Problem details: The records below need to be set down again exactly; their images stay out.

The records:
##############################

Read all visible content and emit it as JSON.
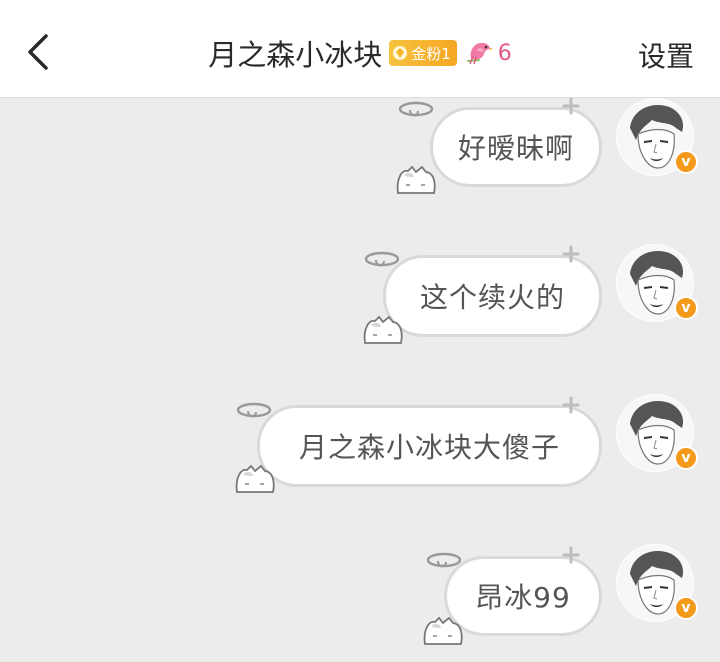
{
  "header": {
    "title": "月之森小冰块",
    "fan_badge": "金粉1",
    "fan_level": "6",
    "settings_label": "设置"
  },
  "colors": {
    "header_bg": "#ffffff",
    "chat_bg": "#ececec",
    "badge_gold": "#f5a623",
    "level_pink": "#e05a8c",
    "verified_orange": "#f39a1b"
  },
  "messages": [
    {
      "text": "好暧昧啊",
      "verified_label": "v"
    },
    {
      "text": "这个续火的",
      "verified_label": "v"
    },
    {
      "text": "月之森小冰块大傻子",
      "verified_label": "v"
    },
    {
      "text": "昂冰99",
      "verified_label": "v"
    }
  ]
}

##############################

Task solution:
Read all visible content and emit it as JSON.
{
  "header": {
    "title": "月之森小冰块",
    "fan_badge": "金粉1",
    "fan_level": "6",
    "settings_label": "设置"
  },
  "colors": {
    "header_bg": "#ffffff",
    "chat_bg": "#ececec",
    "badge_gold": "#f5a623",
    "level_pink": "#e05a8c",
    "verified_orange": "#f39a1b"
  },
  "messages": [
    {
      "text": "好暧昧啊",
      "verified_label": "v"
    },
    {
      "text": "这个续火的",
      "verified_label": "v"
    },
    {
      "text": "月之森小冰块大傻子",
      "verified_label": "v"
    },
    {
      "text": "昂冰99",
      "verified_label": "v"
    }
  ]
}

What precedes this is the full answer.